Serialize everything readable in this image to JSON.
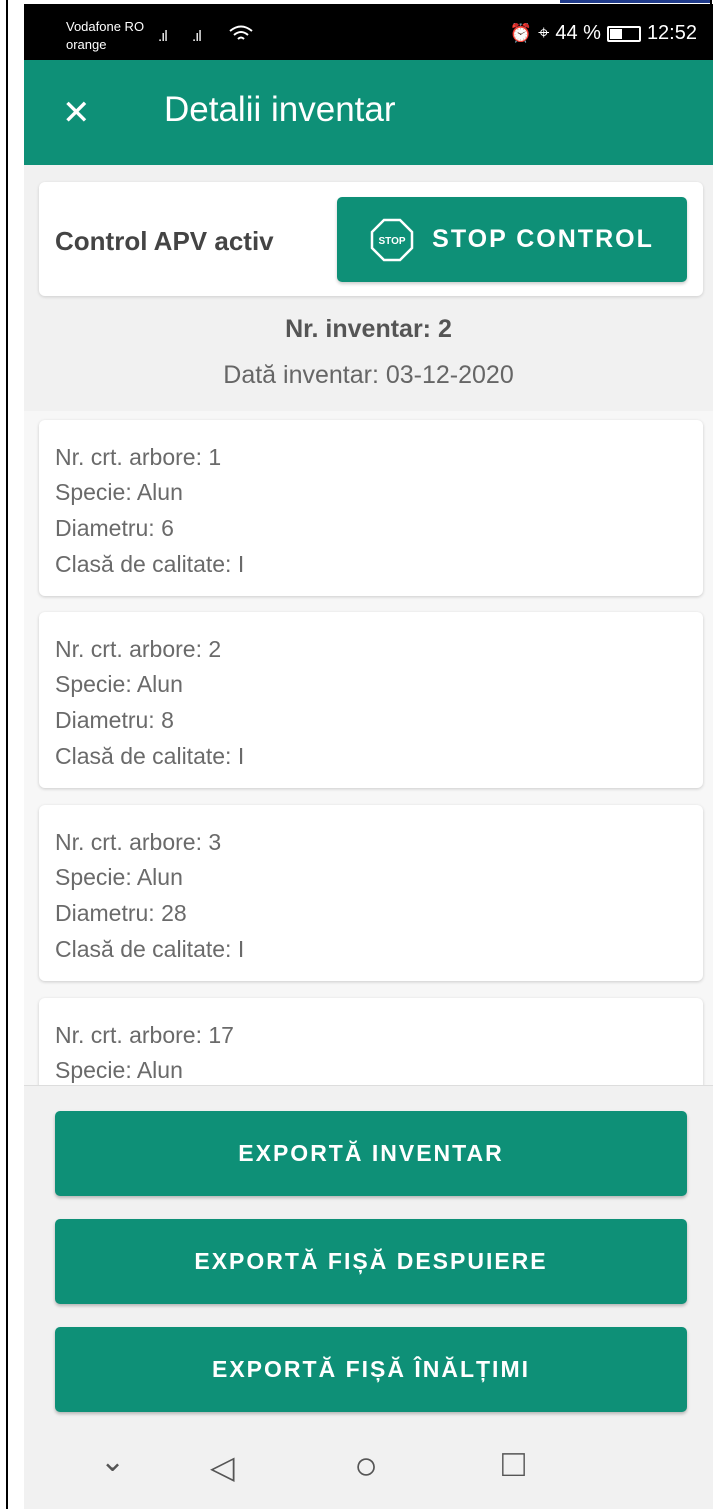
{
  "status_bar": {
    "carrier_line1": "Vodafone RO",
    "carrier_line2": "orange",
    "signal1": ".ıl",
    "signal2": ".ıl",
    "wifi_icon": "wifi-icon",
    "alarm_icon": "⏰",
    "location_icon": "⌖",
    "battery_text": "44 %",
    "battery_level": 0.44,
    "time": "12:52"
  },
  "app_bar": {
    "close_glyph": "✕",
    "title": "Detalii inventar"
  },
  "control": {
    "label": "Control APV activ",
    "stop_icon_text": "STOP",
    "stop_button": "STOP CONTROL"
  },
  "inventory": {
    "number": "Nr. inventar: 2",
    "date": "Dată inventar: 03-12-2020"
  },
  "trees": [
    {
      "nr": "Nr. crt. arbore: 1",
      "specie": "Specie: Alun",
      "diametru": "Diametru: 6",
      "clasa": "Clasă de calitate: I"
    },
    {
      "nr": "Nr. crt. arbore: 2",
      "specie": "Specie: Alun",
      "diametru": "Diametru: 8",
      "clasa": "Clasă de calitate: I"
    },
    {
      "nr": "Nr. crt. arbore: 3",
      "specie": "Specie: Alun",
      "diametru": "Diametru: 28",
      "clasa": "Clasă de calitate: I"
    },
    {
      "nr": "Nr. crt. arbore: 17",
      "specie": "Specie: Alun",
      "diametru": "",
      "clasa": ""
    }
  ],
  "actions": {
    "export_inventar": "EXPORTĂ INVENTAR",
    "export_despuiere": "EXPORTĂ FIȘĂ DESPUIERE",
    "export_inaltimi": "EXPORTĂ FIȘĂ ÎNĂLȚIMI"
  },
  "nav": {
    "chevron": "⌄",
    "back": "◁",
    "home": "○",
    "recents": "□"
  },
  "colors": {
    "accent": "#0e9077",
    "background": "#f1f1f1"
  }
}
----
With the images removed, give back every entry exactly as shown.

Serialize everything readable in this image to JSON.
{
  "status_bar": {
    "carrier_line1": "Vodafone RO",
    "carrier_line2": "orange",
    "signal1": ".ıl",
    "signal2": ".ıl",
    "wifi_icon": "wifi-icon",
    "alarm_icon": "⏰",
    "location_icon": "⌖",
    "battery_text": "44 %",
    "battery_level": 0.44,
    "time": "12:52"
  },
  "app_bar": {
    "close_glyph": "✕",
    "title": "Detalii inventar"
  },
  "control": {
    "label": "Control APV activ",
    "stop_icon_text": "STOP",
    "stop_button": "STOP CONTROL"
  },
  "inventory": {
    "number": "Nr. inventar: 2",
    "date": "Dată inventar: 03-12-2020"
  },
  "trees": [
    {
      "nr": "Nr. crt. arbore: 1",
      "specie": "Specie: Alun",
      "diametru": "Diametru: 6",
      "clasa": "Clasă de calitate: I"
    },
    {
      "nr": "Nr. crt. arbore: 2",
      "specie": "Specie: Alun",
      "diametru": "Diametru: 8",
      "clasa": "Clasă de calitate: I"
    },
    {
      "nr": "Nr. crt. arbore: 3",
      "specie": "Specie: Alun",
      "diametru": "Diametru: 28",
      "clasa": "Clasă de calitate: I"
    },
    {
      "nr": "Nr. crt. arbore: 17",
      "specie": "Specie: Alun",
      "diametru": "",
      "clasa": ""
    }
  ],
  "actions": {
    "export_inventar": "EXPORTĂ INVENTAR",
    "export_despuiere": "EXPORTĂ FIȘĂ DESPUIERE",
    "export_inaltimi": "EXPORTĂ FIȘĂ ÎNĂLȚIMI"
  },
  "nav": {
    "chevron": "⌄",
    "back": "◁",
    "home": "○",
    "recents": "□"
  },
  "colors": {
    "accent": "#0e9077",
    "background": "#f1f1f1"
  }
}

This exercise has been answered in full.